Living Costs – Living on campus can be more expensive, consider finding a nearby place to rent with several people that you trust. If an alternative can be staying at home, you can use the money saved for meaningful opportunities such as going on an international exchange!

Step 4: Determine if You Qualify for a Student Loan – Now that you have had the opportunity to work out your assets and expenses. It is time to weigh the both of them and see whether you have a surplus (assets > expenses) or a deficit (assets < expenses). You can then look into applying for student loans and grants. To qualify for a student loan, and therefore be eligible for a grant, you must demonstrate a minimum financial need of at least $1 (your expenses outweigh your assets). Grants are key to obtaining assistive technology that you may need for your hearing access in the classroom. While you want to make yourself eligible for a student loan, keep in mind the gap between assets and expenses. The larger the gap, the more student loan you will be given and therefore be responsible for repaying after the completion of your studies.

Let’s figure out how to ensure you are eligible for a student loan:

  • Maximize your expenses – Remember to factor in the additional costs for your hearing access (e.g. hearing aids, communication devices)
  • Minimize your assets – The application will ask how much financial support you will receive from parents. There is no law saying that parents must give you money for post-secondary education. You can choose to indicate that there will be no financial support from your parents, which will significantly reduce your available assets.

Note: If you are applying for a student loan, it’s important to check off “yes” to having a permanent disability on your initial Student Loan application.

Image of two circles overlapping indicating similarities and differences of loans and grants


You can apply for a student loan through the Student Aid BC website. Full-time students will need to create an account with Student Aid BC and will be guided through the process of applying for a loan. Part-time students can fill out and mail a loan application package found on the website above.

Step 5: Explore Grants and Scholarships – The grants listed below require the verification of permanent disability document (Appendix 8 Form) – completed by you, your audiologist, and accessibility coordinator, along with a copy of your audiogram.
Once this document is submitted along with the student loan application and your status is approved, you are automatically eligible for all the applicable grants (those checked on the Appendix 8 form). There is no need to apply for each one individually.

Available Grants
All Grants are paid by cheque unless otherwise specified.
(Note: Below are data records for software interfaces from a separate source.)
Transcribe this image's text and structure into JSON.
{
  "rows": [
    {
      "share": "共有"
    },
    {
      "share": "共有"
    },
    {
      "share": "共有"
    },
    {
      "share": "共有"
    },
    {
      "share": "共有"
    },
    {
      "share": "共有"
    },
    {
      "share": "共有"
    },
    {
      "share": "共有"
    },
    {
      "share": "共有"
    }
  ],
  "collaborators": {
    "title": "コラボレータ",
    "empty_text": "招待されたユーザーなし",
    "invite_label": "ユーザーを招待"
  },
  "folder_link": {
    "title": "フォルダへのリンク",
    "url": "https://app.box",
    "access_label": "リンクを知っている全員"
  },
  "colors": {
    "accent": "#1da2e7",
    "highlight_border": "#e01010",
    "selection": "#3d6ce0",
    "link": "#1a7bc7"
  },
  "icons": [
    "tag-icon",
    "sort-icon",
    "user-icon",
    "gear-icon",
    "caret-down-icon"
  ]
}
You can request a direct deposit to your bank account by filling out and mailing this form from the National Student Loans Service Centre(NSLSC).
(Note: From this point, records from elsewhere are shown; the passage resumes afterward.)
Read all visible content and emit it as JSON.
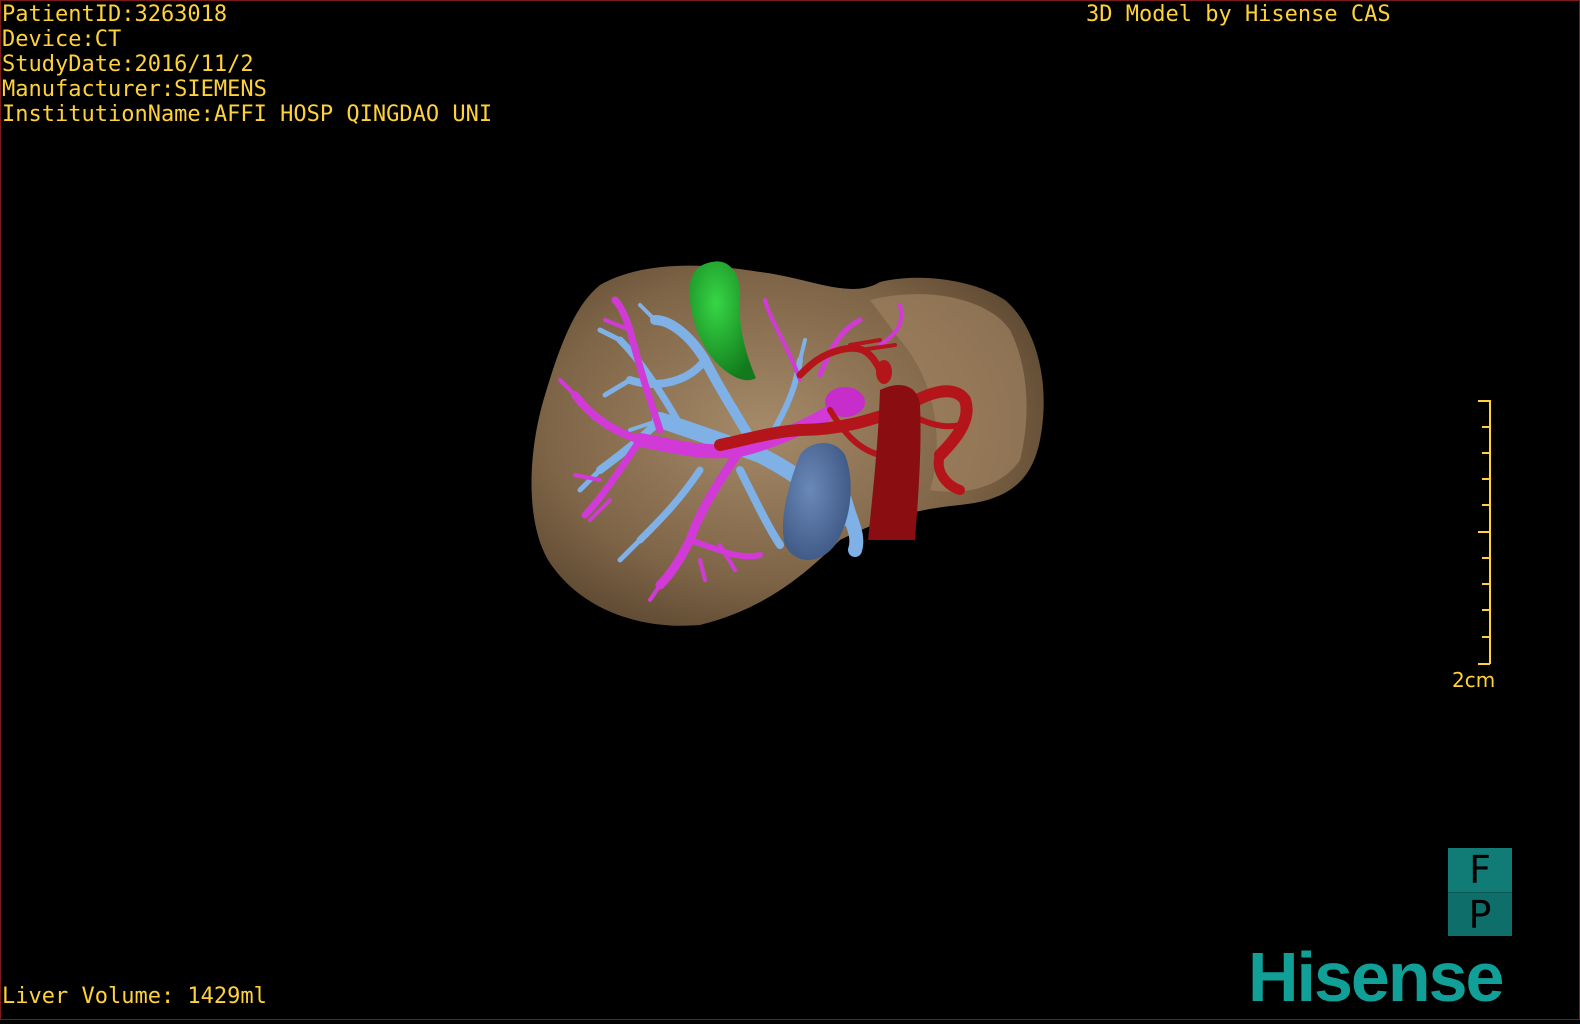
{
  "header": {
    "patient_id": "PatientID:3263018",
    "device": "Device:CT",
    "study_date": "StudyDate:2016/11/2",
    "manufacturer": "Manufacturer:SIEMENS",
    "institution": "InstitutionName:AFFI HOSP QINGDAO UNI",
    "brand_caption": "3D Model by Hisense CAS"
  },
  "footer": {
    "liver_volume": "Liver Volume: 1429ml"
  },
  "scale_bar": {
    "label": "2cm"
  },
  "orientation_cube": {
    "top": "F",
    "bottom": "P"
  },
  "logo": {
    "text": "Hisense"
  },
  "colors": {
    "overlay_text": "#ffd23a",
    "liver": "#8a6e4e",
    "gallbladder": "#1fae2c",
    "portal_vein": "#7fb0e6",
    "hepatic_vein": "#d23ad8",
    "artery": "#b3151a",
    "tumor": "#4f6f9f",
    "logo": "#11a098",
    "orientation_cube": "#117b76"
  },
  "model": {
    "structures": [
      "liver",
      "gallbladder",
      "portal-vein",
      "hepatic-vein",
      "hepatic-artery",
      "tumor"
    ]
  }
}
Additional Grants with Specific Requirements:

  • BC Access Grant for Deaf Students
    Assists deaf and hard of hearing students with additional costs incurred while attending post-secondary institutions where curriculum is delivered in ASL. It is currently $30,000.
    Criteria: Must be attending Gallaudet University in Washington, D.C. or the National Technical Institute for the Deaf in Rochester, New York
  • Assistance Program for Students with Permanent Disabilities
    Criteria: Available for students with permanent disabilities attending public and private post-secondary institutions in BC.
    Amount: Depending on your need, up to $10,000 ($12,000 if an attendant is required at school)
    Note: This grant can only be used once all the funds from the Canada Student Grant for Students with Permanent Disabilities have been used up. You can explore other grants on the StudentAidBC website.
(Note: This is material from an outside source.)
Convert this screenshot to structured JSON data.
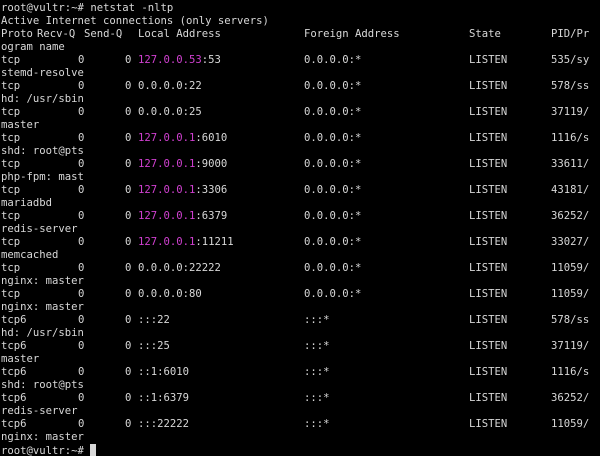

Scholarships and Awards

Lastly there are scholarships and awards that you can pursue to build up your assets for your education.

Each scholarship will vary in terms of the amount of money awarded, eligibility criteria, application requirements, and deadline to apply.

Financial Planning

If you would like to know more about managing your finances, which is beyond the scope of this information, please feel free to email the Canadian Hard of Hearing Association BC Youth Peer Support Program as they offer workshops on this topic.